1631 - Cannabis recommended as a treatment for depression by English Clergyman and Oxford scholar Robert Burton in his influential 1621 book ‘The Anatomy of Melancholy’
1652 - British Herbalist includes hemp in his book ‘The English Physician’ stating it ‘allayeth Inflammations in the Head … eases the pains of the Gout … Knots in the Joynts, [and] the pains of the Sinews and Hips'
1842 - William Shaughnessy brings medical cannabis to the UK after learning about its uses during his time living in India.
1840s - Medical cannabis is widely studied and used in the West, with French psychiatrist, Jacques-Joseph Moreau finding the plant suppresses headaches, increases appetite and aids sleep
1850 - Cannabis added to US Pharmacopeia both for prescription and over the counter medicines to treat neuralgia, tetanus, typhus, cholera, rabies, dysentery, alcoholism, opiate addiction, anthrax, leprosy, incontinence, gout, convulsive disorders, tonsillitis, insanity, excessive menstrual bleeding, and uterine bleeding
Early 1900s - Doctors regularly prescribe cannabis based medicines
1925 - League of Nations Sign Multilateral Treaty restricting cannabis to scientific and medical use only. This convention is the first multilateral treaty that deals with cannabis.
1928 - Cannabis added to UK Dangerous Drugs Act
1942 - Marijuana Removed from US Pharmacopeia
1961 - UN Single Convention on Narcotic Drugs Act establishes the following rule in Article 49: "The use of cannabis for other than medical and scientific purposes must be discontinued as soon as possible."
1971 - Cannabis and hemp is classified as a Class B controlled Drug in the 1971 UK Misuse of Drugs Act
1996 - California becomes the first US state to legalise medical cannabis
2011-12 - Sativex a 1:1 THC:CBD cannabis extract is approved for the treatment of spasticity in MS in certain EU countries
2018 - Cannabis is placed in Schedule 2 of the UK Misuse of Drugs Regulations, and legalised for medical use in the UK
2019 - Epidiolex, a pure CBD pharmaceutical drug is approved as an anti-seizure medication for two rare types of epilepsy
November 2019 - National Institute of Health and Care Excellence (NICE) makes cautious recommendations for the prescription of cannabis based medicines including sativex for MS, epidiolex for Dravet and Lennox-Gastaut Syndromes.
It’s clear the story of cannabis/hemp and its use in modern medicine has yet to run its full course. Whether sufficient clinical trials take place to provide the proof regulators need in order to approve its use for patients remains to be seen.

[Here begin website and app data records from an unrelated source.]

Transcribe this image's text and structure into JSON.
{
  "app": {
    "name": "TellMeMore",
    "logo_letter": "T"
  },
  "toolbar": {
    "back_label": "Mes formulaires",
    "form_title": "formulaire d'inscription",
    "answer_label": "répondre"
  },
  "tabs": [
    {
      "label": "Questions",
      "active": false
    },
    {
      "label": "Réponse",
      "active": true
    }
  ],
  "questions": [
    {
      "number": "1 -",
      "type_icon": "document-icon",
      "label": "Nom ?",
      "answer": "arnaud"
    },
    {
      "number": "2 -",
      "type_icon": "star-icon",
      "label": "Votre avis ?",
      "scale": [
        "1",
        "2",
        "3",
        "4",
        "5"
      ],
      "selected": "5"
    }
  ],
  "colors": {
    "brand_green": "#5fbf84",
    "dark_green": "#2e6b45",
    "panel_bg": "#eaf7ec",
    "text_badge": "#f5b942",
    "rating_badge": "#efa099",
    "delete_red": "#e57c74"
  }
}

In the meantime, using CBD oil as a nutritional supplement continues to be the number 1 choice for health conscious consumers across the globe.
By Mary Biles
Mary Biles is an ex-TV producer, writer and educator with a background in holistic health. In the past, she’s written for the Huffington Post, CNN, and the BBC. While living in Southern Spain, her path crossed with the medicinal properties of the cannabis plant, and for the last three years she’s been writing about cannabinoids, in particular CBD, European medical cannabis research, and the endocannabinoid system. Now based in the UK, Mary is passionate about putting medical cannabis science into digestible terms; where possible going straight to source and interviewing the scientists behind the breakthroughs. Her website is here.